> [Stored dataset items]

--------------------------------------------------

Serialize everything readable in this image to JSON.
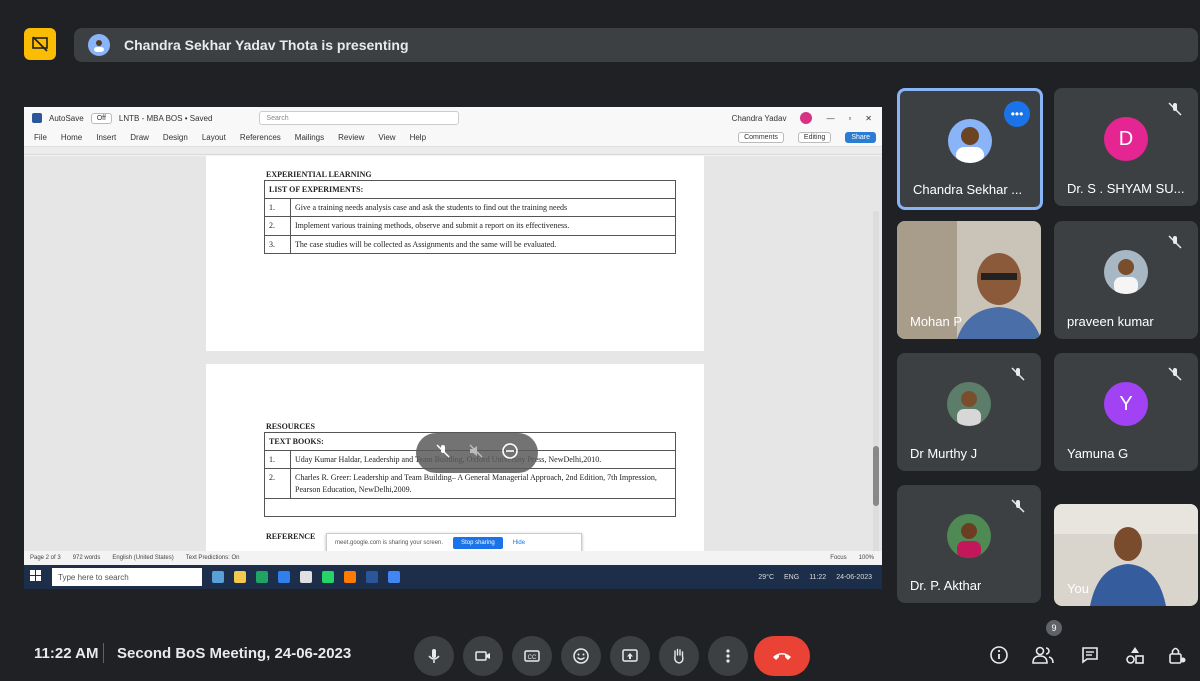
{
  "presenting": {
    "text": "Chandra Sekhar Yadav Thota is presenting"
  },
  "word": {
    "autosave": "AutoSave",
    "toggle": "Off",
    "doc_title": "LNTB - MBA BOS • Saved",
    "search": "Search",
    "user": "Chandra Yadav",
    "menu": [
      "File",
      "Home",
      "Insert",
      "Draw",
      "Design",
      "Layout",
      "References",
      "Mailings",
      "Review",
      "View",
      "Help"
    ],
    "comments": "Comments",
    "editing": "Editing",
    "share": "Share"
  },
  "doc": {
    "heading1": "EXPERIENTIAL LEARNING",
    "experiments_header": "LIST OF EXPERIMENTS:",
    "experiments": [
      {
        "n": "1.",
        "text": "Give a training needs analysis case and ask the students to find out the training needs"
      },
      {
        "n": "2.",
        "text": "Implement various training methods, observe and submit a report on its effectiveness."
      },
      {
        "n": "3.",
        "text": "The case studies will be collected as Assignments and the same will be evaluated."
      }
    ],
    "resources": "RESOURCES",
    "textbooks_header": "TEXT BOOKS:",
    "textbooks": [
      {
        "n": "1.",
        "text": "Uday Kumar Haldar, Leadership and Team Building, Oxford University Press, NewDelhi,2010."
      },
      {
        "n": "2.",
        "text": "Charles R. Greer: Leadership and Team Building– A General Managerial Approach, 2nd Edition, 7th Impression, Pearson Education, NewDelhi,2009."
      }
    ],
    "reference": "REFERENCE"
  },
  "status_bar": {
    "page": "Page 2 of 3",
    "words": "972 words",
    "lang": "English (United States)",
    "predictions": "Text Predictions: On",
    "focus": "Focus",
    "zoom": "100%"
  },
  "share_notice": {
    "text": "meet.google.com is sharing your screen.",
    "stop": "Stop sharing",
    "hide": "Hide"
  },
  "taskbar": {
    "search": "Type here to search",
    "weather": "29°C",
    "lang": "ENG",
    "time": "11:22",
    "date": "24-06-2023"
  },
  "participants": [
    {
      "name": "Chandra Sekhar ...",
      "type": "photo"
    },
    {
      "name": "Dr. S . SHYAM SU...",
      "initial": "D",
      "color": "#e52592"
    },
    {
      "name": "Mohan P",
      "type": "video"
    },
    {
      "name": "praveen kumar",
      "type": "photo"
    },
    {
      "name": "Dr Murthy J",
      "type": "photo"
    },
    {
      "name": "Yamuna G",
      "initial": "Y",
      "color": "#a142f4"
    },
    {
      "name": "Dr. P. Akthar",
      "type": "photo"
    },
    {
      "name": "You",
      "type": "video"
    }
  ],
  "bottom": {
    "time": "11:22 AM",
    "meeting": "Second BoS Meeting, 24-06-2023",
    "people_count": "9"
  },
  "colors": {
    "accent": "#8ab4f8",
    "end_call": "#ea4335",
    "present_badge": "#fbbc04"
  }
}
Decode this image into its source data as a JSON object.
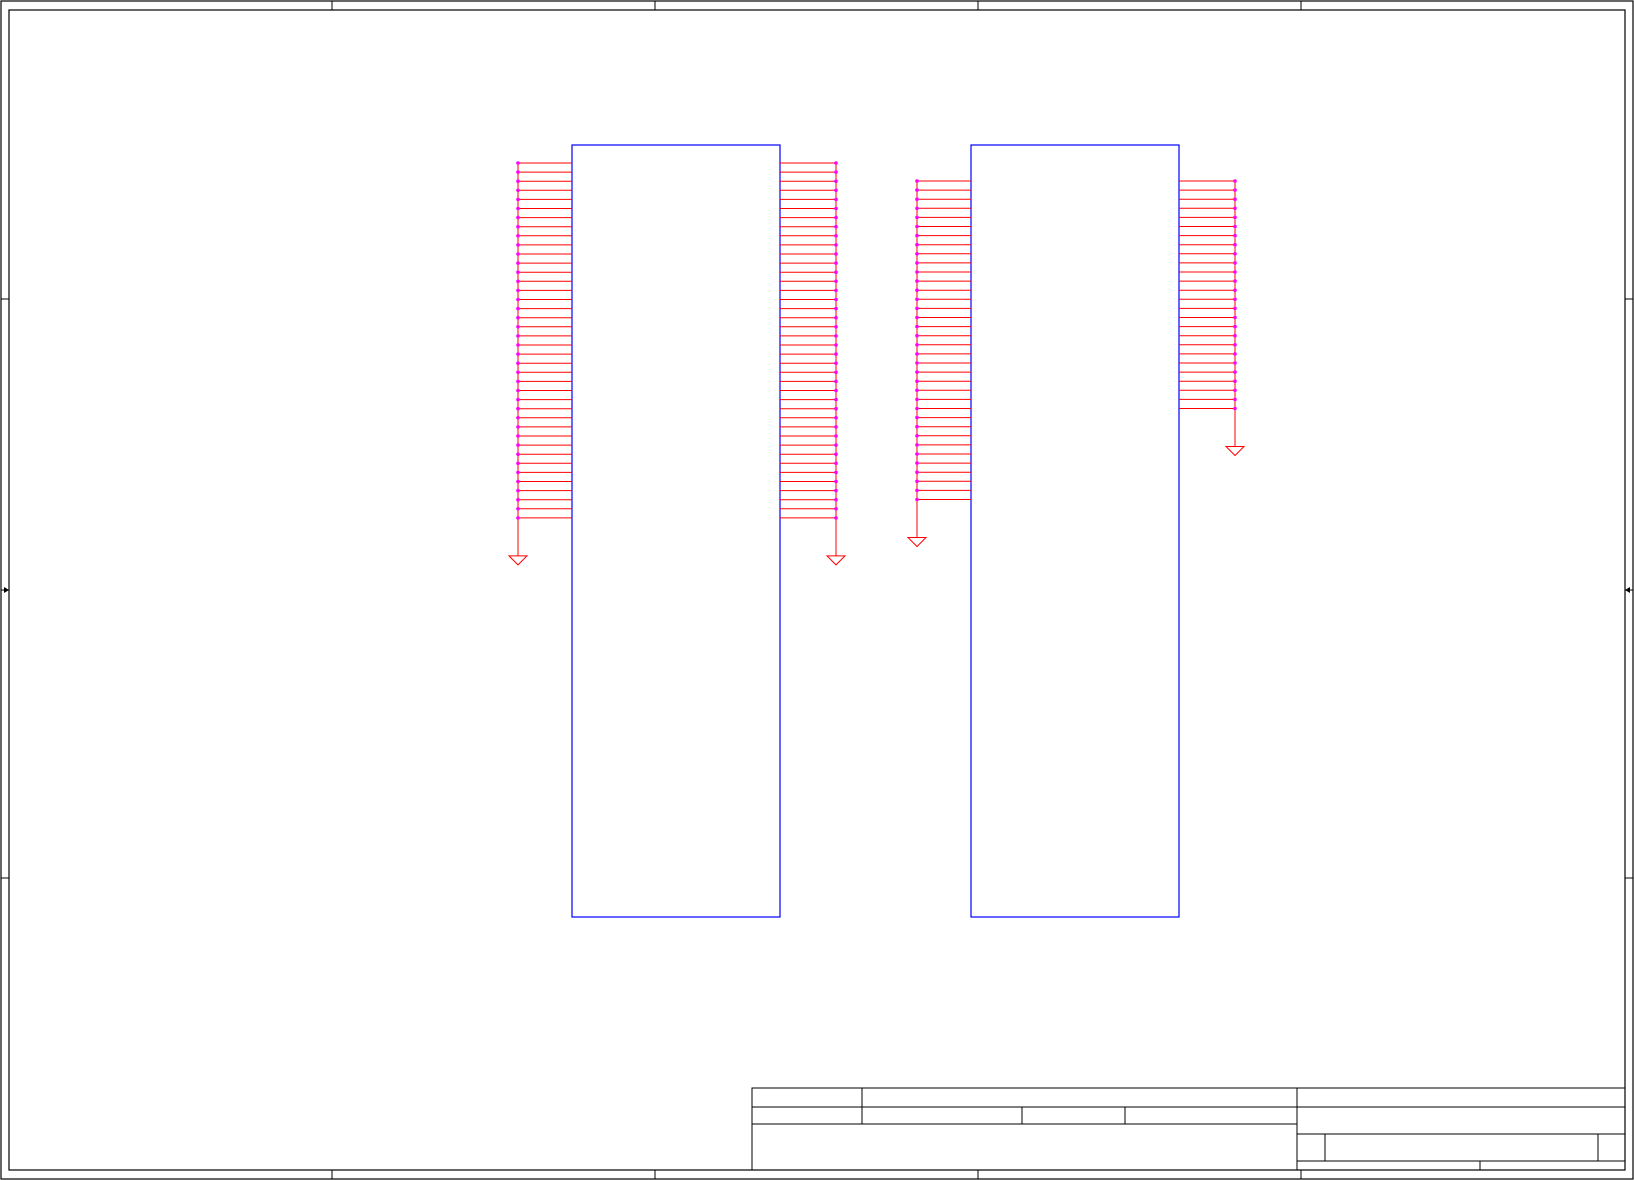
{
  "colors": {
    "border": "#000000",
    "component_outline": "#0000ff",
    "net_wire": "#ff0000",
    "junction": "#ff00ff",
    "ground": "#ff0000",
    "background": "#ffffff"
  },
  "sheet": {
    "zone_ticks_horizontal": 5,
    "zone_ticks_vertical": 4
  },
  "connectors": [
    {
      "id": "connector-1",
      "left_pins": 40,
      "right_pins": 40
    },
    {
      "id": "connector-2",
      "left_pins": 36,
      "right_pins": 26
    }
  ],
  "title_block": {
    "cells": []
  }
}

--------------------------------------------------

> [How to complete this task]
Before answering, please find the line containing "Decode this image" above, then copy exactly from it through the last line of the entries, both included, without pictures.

> [Response area]
Decode this image into its source data as a JSON object.
{
  "colors": {
    "border": "#000000",
    "component_outline": "#0000ff",
    "net_wire": "#ff0000",
    "junction": "#ff00ff",
    "ground": "#ff0000",
    "background": "#ffffff"
  },
  "sheet": {
    "zone_ticks_horizontal": 5,
    "zone_ticks_vertical": 4
  },
  "connectors": [
    {
      "id": "connector-1",
      "left_pins": 40,
      "right_pins": 40
    },
    {
      "id": "connector-2",
      "left_pins": 36,
      "right_pins": 26
    }
  ],
  "title_block": {
    "cells": []
  }
}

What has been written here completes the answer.